Background: Combined immunodeficiencies (CIDs) are diseases of defective adaptive immunity with diverse clinical phenotypes. Although CIDs are more prevalent in the Middle East than Western countries, the resources for genetic diagnosis are limited. Objectives: This study aims to characterize the categories of patients with CIDs in Iran clinically and genetically. Methods: Clinical and laboratory data were obtained from 696 patients with CIDs. Patients were subdivided into those with syndromic (344 patients) and nonsyndromic (352 patients) CIDs. Targeted DNA sequencing was performed on 243 (34.9%) patients. Results: The overall diagnostic yield of the 243 sequenced patients was 77.8% (189 patients). The clinical diagnosis of hyper-IgE syndrome (P <.001), onset of disease at greater than 5 years (P =.02), and absence of multiple affected family members (P =.04) were significantly more frequent in the patients without a genetic diagnosis. An autosomal recessive disease was found in 62.9% of patients, reflecting the high rate of consanguinity in this cohort. Mutations impairing VDJ recombination and DNA repair were the most common underlying causes of CIDs. However, in patients with syndromic CIDs, autosomal recessive mutations in ataxia-telangiectasia mutated (ATM), autosomal dominant mutations in signal transducer and activator of transcription 3 (STAT3), and microdeletions in 22q11.21 were the most commonly affected genomic loci. Patients with syndromic CIDs had a significantly lower 5-year survival rate rather than those with nonsyndromic CIDs. Conclusions: This study provides proof of principle for the application of targeted next-generation sequencing panels in countries with limited diagnostic resources. The effect of genetic diagnosis on clinical care requires continued improvements in therapeutic resources for these patients.

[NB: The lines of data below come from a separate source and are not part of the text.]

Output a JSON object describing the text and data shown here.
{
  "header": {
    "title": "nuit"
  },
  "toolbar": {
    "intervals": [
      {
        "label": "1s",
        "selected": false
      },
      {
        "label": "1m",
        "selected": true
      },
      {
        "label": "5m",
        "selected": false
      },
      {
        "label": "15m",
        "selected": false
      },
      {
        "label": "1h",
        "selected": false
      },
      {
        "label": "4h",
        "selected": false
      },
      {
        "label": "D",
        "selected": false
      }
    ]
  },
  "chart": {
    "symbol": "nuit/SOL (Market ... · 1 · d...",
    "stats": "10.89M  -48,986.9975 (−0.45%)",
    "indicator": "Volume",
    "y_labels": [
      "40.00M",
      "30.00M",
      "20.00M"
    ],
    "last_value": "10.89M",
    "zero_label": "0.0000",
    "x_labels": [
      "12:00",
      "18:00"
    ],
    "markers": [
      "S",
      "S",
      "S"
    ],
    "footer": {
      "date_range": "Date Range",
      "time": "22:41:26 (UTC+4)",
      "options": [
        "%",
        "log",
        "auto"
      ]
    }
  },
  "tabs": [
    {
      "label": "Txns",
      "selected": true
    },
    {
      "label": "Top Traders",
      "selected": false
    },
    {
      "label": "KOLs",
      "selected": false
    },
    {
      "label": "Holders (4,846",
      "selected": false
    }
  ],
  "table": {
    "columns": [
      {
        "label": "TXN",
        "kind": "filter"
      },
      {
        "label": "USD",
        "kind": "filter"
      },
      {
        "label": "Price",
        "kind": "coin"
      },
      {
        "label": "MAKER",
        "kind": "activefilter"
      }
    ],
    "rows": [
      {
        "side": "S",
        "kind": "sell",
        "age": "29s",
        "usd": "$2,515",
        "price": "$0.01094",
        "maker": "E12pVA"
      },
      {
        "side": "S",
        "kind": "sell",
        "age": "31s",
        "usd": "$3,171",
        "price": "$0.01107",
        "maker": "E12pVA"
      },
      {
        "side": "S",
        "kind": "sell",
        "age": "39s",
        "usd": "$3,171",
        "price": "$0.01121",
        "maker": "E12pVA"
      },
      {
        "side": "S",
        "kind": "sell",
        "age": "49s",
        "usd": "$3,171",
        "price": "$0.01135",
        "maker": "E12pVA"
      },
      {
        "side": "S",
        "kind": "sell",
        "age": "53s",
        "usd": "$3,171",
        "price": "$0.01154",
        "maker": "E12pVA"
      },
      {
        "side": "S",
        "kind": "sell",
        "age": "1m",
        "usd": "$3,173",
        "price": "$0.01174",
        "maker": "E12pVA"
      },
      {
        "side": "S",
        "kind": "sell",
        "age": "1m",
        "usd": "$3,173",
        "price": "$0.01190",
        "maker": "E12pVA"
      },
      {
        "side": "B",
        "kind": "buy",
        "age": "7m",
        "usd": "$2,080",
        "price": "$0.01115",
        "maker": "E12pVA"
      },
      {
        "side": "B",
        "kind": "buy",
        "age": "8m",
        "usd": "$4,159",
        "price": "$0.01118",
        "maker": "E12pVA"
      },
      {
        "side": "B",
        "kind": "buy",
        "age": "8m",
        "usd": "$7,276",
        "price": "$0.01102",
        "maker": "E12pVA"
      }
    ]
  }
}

- Combined immunodeficiencies
- next-generation DNA sequencing
- targeted gene panel sequencing
- whole-exome sequencing
ASJC Scopus subject areas
- Immunology and Allergy